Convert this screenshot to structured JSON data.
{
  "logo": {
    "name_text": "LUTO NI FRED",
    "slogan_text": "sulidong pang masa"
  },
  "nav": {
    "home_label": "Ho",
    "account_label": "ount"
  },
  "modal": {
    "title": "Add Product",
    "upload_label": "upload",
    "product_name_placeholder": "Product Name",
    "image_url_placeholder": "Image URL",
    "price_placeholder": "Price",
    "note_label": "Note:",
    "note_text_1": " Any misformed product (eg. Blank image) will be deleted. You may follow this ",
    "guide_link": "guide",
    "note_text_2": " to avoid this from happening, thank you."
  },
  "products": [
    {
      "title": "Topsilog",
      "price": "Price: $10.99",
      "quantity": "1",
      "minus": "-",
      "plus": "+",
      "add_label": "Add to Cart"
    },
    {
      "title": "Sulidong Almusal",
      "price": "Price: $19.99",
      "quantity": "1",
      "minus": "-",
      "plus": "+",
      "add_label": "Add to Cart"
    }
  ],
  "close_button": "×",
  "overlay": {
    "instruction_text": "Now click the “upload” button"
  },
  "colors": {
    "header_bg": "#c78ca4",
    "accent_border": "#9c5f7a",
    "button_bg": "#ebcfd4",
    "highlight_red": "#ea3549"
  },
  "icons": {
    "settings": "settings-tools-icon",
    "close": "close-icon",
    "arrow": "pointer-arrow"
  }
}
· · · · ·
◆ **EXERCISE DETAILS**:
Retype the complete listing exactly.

◆ **THE ANSWER**:
Convert this screenshot to structured JSON data.
{
  "logo": {
    "name_text": "LUTO NI FRED",
    "slogan_text": "sulidong pang masa"
  },
  "nav": {
    "home_label": "Ho",
    "account_label": "ount"
  },
  "modal": {
    "title": "Add Product",
    "upload_label": "upload",
    "product_name_placeholder": "Product Name",
    "image_url_placeholder": "Image URL",
    "price_placeholder": "Price",
    "note_label": "Note:",
    "note_text_1": " Any misformed product (eg. Blank image) will be deleted. You may follow this ",
    "guide_link": "guide",
    "note_text_2": " to avoid this from happening, thank you."
  },
  "products": [
    {
      "title": "Topsilog",
      "price": "Price: $10.99",
      "quantity": "1",
      "minus": "-",
      "plus": "+",
      "add_label": "Add to Cart"
    },
    {
      "title": "Sulidong Almusal",
      "price": "Price: $19.99",
      "quantity": "1",
      "minus": "-",
      "plus": "+",
      "add_label": "Add to Cart"
    }
  ],
  "close_button": "×",
  "overlay": {
    "instruction_text": "Now click the “upload” button"
  },
  "colors": {
    "header_bg": "#c78ca4",
    "accent_border": "#9c5f7a",
    "button_bg": "#ebcfd4",
    "highlight_red": "#ea3549"
  },
  "icons": {
    "settings": "settings-tools-icon",
    "close": "close-icon",
    "arrow": "pointer-arrow"
  }
}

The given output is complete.